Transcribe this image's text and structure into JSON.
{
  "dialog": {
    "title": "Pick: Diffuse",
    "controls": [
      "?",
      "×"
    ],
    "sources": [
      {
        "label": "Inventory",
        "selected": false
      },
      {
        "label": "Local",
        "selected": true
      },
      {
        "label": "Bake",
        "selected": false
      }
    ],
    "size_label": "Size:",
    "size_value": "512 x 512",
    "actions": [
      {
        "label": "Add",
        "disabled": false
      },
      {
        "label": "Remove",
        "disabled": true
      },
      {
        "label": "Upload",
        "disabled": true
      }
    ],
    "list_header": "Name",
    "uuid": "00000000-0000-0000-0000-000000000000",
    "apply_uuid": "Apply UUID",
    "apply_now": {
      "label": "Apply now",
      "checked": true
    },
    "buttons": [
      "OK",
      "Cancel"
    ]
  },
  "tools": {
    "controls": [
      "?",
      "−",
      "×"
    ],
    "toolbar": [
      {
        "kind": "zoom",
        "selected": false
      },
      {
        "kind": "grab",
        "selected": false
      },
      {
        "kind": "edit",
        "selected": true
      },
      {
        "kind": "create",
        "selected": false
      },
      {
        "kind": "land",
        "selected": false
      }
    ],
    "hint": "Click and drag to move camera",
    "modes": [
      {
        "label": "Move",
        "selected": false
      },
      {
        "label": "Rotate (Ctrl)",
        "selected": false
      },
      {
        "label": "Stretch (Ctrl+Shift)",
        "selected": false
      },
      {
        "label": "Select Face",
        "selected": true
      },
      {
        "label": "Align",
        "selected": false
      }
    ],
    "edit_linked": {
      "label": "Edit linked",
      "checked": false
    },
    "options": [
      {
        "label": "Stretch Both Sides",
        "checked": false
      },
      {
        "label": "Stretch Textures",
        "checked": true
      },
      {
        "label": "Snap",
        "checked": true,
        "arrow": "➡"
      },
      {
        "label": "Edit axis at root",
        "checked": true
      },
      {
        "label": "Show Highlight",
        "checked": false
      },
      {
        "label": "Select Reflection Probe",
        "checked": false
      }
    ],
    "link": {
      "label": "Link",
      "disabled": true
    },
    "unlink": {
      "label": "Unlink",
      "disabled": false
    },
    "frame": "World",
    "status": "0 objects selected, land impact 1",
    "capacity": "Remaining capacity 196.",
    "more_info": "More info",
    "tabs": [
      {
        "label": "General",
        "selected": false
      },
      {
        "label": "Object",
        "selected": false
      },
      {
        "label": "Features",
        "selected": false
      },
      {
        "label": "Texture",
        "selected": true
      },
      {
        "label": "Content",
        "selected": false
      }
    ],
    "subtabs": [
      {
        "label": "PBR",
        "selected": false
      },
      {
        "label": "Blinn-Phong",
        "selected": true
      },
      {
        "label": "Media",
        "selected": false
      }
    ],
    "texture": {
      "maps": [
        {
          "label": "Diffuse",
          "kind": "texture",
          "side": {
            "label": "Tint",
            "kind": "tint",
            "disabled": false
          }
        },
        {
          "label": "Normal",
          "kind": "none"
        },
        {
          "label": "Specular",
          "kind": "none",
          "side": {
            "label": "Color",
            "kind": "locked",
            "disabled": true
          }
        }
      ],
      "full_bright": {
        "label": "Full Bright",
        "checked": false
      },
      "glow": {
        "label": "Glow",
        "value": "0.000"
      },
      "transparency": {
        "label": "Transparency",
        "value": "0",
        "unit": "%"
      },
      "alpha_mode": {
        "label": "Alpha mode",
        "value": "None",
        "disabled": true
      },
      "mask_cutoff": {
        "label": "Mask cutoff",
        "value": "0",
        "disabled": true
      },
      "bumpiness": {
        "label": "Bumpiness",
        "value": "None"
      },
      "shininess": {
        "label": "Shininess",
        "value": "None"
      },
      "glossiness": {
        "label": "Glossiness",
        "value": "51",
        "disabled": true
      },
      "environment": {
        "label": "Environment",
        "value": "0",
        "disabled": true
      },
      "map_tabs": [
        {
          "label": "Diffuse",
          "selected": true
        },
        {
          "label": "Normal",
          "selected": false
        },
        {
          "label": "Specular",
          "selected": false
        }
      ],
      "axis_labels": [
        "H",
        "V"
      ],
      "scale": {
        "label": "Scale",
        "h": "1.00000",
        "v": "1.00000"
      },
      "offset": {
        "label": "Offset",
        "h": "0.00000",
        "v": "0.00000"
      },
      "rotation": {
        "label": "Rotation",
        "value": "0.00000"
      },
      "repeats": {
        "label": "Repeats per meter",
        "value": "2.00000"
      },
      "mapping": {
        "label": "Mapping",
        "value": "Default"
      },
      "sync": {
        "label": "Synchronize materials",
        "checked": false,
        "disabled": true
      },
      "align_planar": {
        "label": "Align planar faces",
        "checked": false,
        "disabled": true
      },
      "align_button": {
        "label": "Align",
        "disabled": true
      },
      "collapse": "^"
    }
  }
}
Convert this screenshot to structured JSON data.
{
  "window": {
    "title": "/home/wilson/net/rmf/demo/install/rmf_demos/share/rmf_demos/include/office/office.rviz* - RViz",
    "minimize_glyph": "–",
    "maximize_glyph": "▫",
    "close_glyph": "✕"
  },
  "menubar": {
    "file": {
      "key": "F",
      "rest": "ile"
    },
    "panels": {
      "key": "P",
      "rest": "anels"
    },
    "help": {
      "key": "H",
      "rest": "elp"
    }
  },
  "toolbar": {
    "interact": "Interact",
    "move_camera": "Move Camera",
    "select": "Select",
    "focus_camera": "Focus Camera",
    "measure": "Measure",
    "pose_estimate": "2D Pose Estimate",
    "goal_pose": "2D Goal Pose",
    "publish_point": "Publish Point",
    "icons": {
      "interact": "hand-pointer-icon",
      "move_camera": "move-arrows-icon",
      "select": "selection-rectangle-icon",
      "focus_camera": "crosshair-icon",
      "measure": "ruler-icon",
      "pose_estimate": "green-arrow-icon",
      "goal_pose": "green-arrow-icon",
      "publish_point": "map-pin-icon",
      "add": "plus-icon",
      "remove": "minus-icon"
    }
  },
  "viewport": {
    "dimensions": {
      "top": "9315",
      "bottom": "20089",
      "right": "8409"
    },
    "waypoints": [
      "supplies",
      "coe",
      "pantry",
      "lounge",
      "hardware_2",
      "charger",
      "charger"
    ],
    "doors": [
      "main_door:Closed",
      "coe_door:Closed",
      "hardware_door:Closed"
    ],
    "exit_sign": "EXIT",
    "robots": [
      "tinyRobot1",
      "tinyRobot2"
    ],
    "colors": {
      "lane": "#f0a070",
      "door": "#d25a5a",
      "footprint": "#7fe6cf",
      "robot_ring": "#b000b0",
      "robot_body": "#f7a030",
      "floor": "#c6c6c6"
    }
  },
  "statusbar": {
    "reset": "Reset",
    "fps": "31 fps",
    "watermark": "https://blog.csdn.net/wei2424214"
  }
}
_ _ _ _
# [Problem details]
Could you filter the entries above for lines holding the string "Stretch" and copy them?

# [Response to the exercise]
        "label": "Stretch (Ctrl+Shift)",
        "label": "Stretch Both Sides",
        "label": "Stretch Textures",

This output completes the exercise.